Please contact the authors using the email addresses provided to learn more about their research.
In "Skills in South Africa: the journey towards credible planning", Marcus Powell, Vijay Reddy and Andrea Juan reflect on the evolving role of the state in skills planning in South Africa, and how our frameworks need to respond both to the demands of the economy, and to address the historical legacy of exclusion in education and training. Contact: firstname.lastname@example.org
The interactions between post-school education and training, employment and economic growth are explored by Haroon Bhorat, Aalia Cassim and David Tseng. Their research shows that the degree cohort contributes to economic growth, unlike other institutions, particularly TVET colleges. They propose that a more optimal return on investment in the TVET system is required, so that certificate holders can contribute to the growth process. Contact: email@example.com

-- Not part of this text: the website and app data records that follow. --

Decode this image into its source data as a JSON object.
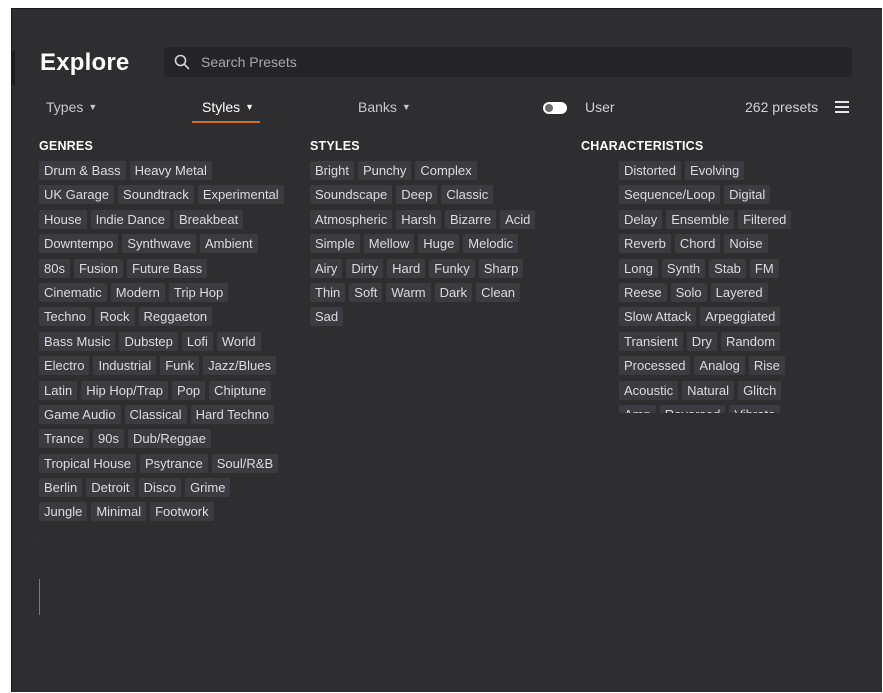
{
  "header": {
    "title": "Explore",
    "search_placeholder": "Search Presets"
  },
  "filters": {
    "types_label": "Types",
    "styles_label": "Styles",
    "banks_label": "Banks",
    "user_label": "User",
    "user_toggle_on": false,
    "preset_count": "262 presets"
  },
  "colors": {
    "accent": "#d6701e",
    "background": "#2e2e31",
    "tag_background": "#3c3c40"
  },
  "genres": {
    "title": "GENRES",
    "rows": [
      [
        "Drum & Bass",
        "Heavy Metal"
      ],
      [
        "UK Garage",
        "Soundtrack",
        "Experimental"
      ],
      [
        "House",
        "Indie Dance",
        "Breakbeat"
      ],
      [
        "Downtempo",
        "Synthwave",
        "Ambient"
      ],
      [
        "80s",
        "Fusion",
        "Future Bass"
      ],
      [
        "Cinematic",
        "Modern",
        "Trip Hop"
      ],
      [
        "Techno",
        "Rock",
        "Reggaeton"
      ],
      [
        "Bass Music",
        "Dubstep",
        "Lofi",
        "World"
      ],
      [
        "Electro",
        "Industrial",
        "Funk",
        "Jazz/Blues"
      ],
      [
        "Latin",
        "Hip Hop/Trap",
        "Pop",
        "Chiptune"
      ],
      [
        "Game Audio",
        "Classical",
        "Hard Techno"
      ],
      [
        "Trance",
        "90s",
        "Dub/Reggae"
      ],
      [
        "Tropical House",
        "Psytrance",
        "Soul/R&B"
      ],
      [
        "Berlin",
        "Detroit",
        "Disco",
        "Grime"
      ],
      [
        "Jungle",
        "Minimal",
        "Footwork"
      ]
    ]
  },
  "styles": {
    "title": "STYLES",
    "rows": [
      [
        "Bright",
        "Punchy",
        "Complex"
      ],
      [
        "Soundscape",
        "Deep",
        "Classic"
      ],
      [
        "Atmospheric",
        "Harsh",
        "Bizarre",
        "Acid"
      ],
      [
        "Simple",
        "Mellow",
        "Huge",
        "Melodic"
      ],
      [
        "Airy",
        "Dirty",
        "Hard",
        "Funky",
        "Sharp"
      ],
      [
        "Thin",
        "Soft",
        "Warm",
        "Dark",
        "Clean"
      ],
      [
        "Sad"
      ]
    ]
  },
  "characteristics": {
    "title": "CHARACTERISTICS",
    "rows": [
      [
        "Distorted",
        "Evolving"
      ],
      [
        "Sequence/Loop",
        "Digital"
      ],
      [
        "Delay",
        "Ensemble",
        "Filtered"
      ],
      [
        "Reverb",
        "Chord",
        "Noise"
      ],
      [
        "Long",
        "Synth",
        "Stab",
        "FM"
      ],
      [
        "Reese",
        "Solo",
        "Layered"
      ],
      [
        "Slow Attack",
        "Arpeggiated"
      ],
      [
        "Transient",
        "Dry",
        "Random"
      ],
      [
        "Processed",
        "Analog",
        "Rise"
      ],
      [
        "Acoustic",
        "Natural",
        "Glitch"
      ],
      [
        "Amp",
        "Reversed",
        "Vibrato"
      ]
    ]
  }
}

Turning to the datasets required for skills planning, Andrew Paterson and Mariette Visser consider how administrative and research datasets of government departments can provide a platform. At this stage, in the field of skills planning, South Africa is progressing through the early phases of e-government systems development. Contact: firstname.lastname@example.org
A key missing dataset critical for skills planning is to measure the match between PSET and labour markets, in terms of graduate destinations. Michael Rogan and John Reynolds address this task, in their paper "Schooling inequality, higher education and the labour market: evidence from a graduate tracer study in the Eastern Cape, South Africa". Contact: M.Rogan@ru.ac.za
Through an in-depth case study, Michael Gastrow, Glenda Kruss and Il-haam Petersen explore how actors working in an economic growth sector prioritised by the state — the hosting of the Square Kilometer Array telescope — planned to meet future skills needs and built skills development and innovation networks. Their paper demonstrates how capabilities can be built, in a highly unequal society like South Africa, and draws out systemic insights for similar initiatives. Contact: email@example.com
Volker Wedekind and Sybert Mutereko return to earlier debates on higher education responsiveness, through reflecting on the case of a university of technology programme. They demonstrate how vocational education and training providers can build partnerships with industry to match sectoral skills needs more effectively, to address skills mismatches. Contact: Volker.firstname.lastname@example.org
Angelique Wildschut and Tamylynne Meyer also use a case study approach to investigate specific artisanal trades, to show why it is important to understand the changing nature of work, occupations and identities when planning to grow artisanal skills to address skills shortages. Contact: email@example.com
Finally, in "Bridging skills demand and supply in South Africa”, Il-haam Petersen, Glenda Kruss, Simon McGrath and Michael Gastrow argue why it is important to understand the roles played by public and private sector intermediaries in linking sectoral labour market demand and the provision of graduates from universities and colleges. Contact: firstname.lastname@example.org